*Dataset rows describing interfaces*
- - - -

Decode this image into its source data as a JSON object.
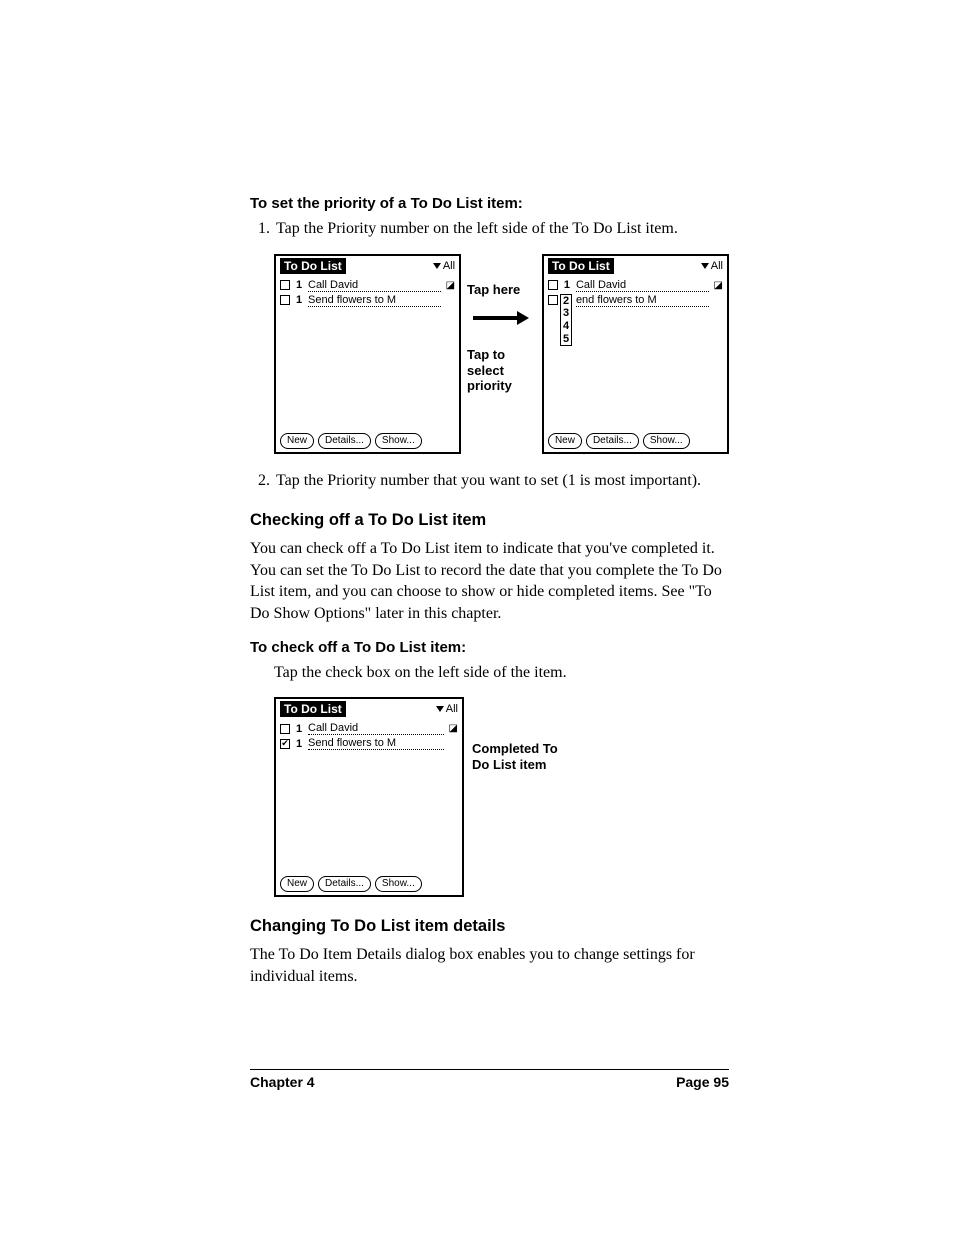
{
  "procedures": {
    "set_priority_head": "To set the priority of a To Do List item:",
    "set_priority_step1": "Tap the Priority number on the left side of the To Do List item.",
    "set_priority_step2": "Tap the Priority number that you want to set (1 is most important).",
    "check_off_head": "To check off a To Do List item:",
    "check_off_body": "Tap the check box on the left side of the item."
  },
  "sections": {
    "checking_head": "Checking off a To Do List item",
    "checking_para": "You can check off a To Do List item to indicate that you've completed it. You can set the To Do List to record the date that you complete the To Do List item, and you can choose to show or hide completed items. See \"To Do Show Options\" later in this chapter.",
    "changing_head": "Changing To Do List item details",
    "changing_para": "The To Do Item Details dialog box enables you to change settings for individual items."
  },
  "callouts": {
    "tap_here": "Tap here",
    "tap_select": "Tap to select priority",
    "completed": "Completed To Do List item"
  },
  "palm": {
    "title": "To Do List",
    "category": "All",
    "item1": "Call David",
    "item2": "Send flowers to M",
    "item2b": "end flowers to M",
    "priority1": "1",
    "popup": [
      "2",
      "3",
      "4",
      "5"
    ],
    "btn_new": "New",
    "btn_details": "Details...",
    "btn_show": "Show..."
  },
  "footer": {
    "chapter": "Chapter 4",
    "page": "Page 95"
  }
}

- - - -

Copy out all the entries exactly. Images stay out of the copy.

*Solution*
Decode this image into its source data as a JSON object.
{
  "procedures": {
    "set_priority_head": "To set the priority of a To Do List item:",
    "set_priority_step1": "Tap the Priority number on the left side of the To Do List item.",
    "set_priority_step2": "Tap the Priority number that you want to set (1 is most important).",
    "check_off_head": "To check off a To Do List item:",
    "check_off_body": "Tap the check box on the left side of the item."
  },
  "sections": {
    "checking_head": "Checking off a To Do List item",
    "checking_para": "You can check off a To Do List item to indicate that you've completed it. You can set the To Do List to record the date that you complete the To Do List item, and you can choose to show or hide completed items. See \"To Do Show Options\" later in this chapter.",
    "changing_head": "Changing To Do List item details",
    "changing_para": "The To Do Item Details dialog box enables you to change settings for individual items."
  },
  "callouts": {
    "tap_here": "Tap here",
    "tap_select": "Tap to select priority",
    "completed": "Completed To Do List item"
  },
  "palm": {
    "title": "To Do List",
    "category": "All",
    "item1": "Call David",
    "item2": "Send flowers to M",
    "item2b": "end flowers to M",
    "priority1": "1",
    "popup": [
      "2",
      "3",
      "4",
      "5"
    ],
    "btn_new": "New",
    "btn_details": "Details...",
    "btn_show": "Show..."
  },
  "footer": {
    "chapter": "Chapter 4",
    "page": "Page 95"
  }
}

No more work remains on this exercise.